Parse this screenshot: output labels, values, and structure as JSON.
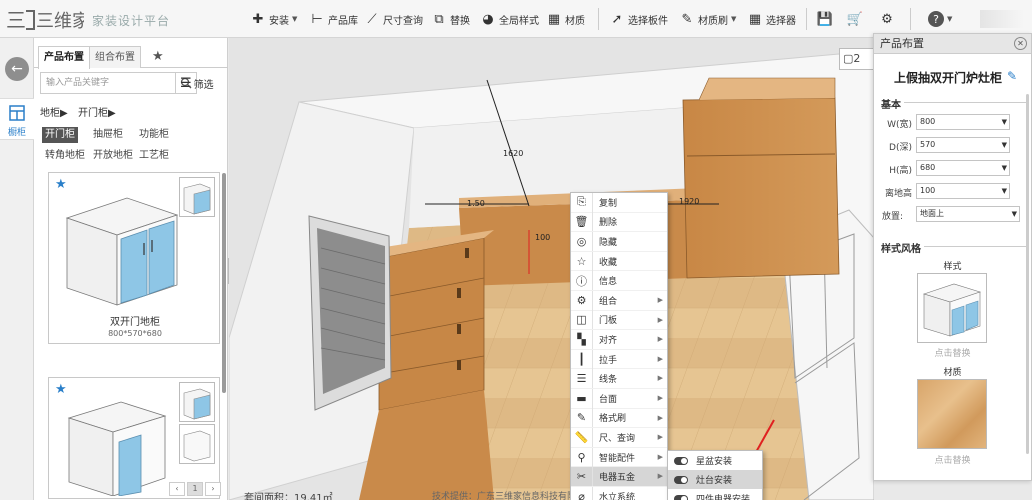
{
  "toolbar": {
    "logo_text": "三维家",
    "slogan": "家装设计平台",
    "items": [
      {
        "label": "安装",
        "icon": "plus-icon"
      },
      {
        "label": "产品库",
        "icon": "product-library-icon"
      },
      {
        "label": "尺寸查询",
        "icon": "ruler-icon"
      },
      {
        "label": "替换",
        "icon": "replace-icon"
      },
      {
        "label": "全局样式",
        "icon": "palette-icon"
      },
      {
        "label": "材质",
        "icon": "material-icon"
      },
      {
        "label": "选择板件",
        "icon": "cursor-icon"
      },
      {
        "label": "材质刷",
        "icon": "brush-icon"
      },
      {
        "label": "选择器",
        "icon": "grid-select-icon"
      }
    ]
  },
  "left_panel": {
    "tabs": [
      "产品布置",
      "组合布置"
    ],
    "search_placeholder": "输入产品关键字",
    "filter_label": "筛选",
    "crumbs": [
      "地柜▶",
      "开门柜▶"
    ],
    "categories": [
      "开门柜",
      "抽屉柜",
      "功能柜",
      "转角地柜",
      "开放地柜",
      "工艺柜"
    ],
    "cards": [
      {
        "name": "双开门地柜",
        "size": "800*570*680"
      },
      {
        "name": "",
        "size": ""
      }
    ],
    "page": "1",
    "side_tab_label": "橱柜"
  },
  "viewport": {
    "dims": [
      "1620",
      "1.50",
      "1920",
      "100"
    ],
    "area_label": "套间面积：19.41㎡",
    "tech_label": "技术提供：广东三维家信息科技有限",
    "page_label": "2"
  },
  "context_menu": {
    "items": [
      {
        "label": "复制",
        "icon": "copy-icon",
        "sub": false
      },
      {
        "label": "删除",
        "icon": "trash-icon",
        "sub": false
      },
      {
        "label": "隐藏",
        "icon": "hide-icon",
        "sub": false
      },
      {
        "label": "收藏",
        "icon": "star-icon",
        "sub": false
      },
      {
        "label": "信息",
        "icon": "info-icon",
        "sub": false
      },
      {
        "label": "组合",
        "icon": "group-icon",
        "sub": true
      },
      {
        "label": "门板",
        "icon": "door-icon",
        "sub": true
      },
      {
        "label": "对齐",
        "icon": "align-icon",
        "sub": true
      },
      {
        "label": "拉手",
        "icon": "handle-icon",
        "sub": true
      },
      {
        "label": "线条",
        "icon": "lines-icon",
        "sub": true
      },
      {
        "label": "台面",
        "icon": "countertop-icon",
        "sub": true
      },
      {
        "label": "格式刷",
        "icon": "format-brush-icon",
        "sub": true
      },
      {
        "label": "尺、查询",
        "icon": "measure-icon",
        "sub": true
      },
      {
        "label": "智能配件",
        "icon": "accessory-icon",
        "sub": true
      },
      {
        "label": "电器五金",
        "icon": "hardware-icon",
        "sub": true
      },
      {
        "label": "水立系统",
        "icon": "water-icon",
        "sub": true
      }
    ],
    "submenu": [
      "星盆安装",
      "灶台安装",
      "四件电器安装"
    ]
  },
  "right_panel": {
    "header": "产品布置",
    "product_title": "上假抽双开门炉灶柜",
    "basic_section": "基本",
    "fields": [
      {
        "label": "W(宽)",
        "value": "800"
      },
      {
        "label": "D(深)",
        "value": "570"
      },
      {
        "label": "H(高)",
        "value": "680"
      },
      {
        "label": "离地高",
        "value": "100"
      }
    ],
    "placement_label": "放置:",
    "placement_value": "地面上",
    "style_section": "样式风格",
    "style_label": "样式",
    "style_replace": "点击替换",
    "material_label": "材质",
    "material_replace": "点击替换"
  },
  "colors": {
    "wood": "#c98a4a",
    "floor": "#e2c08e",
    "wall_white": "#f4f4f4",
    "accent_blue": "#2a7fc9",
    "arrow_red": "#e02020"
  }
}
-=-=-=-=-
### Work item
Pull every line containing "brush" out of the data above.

### Output of the task
        "icon": "brush-icon"
        "icon": "format-brush-icon",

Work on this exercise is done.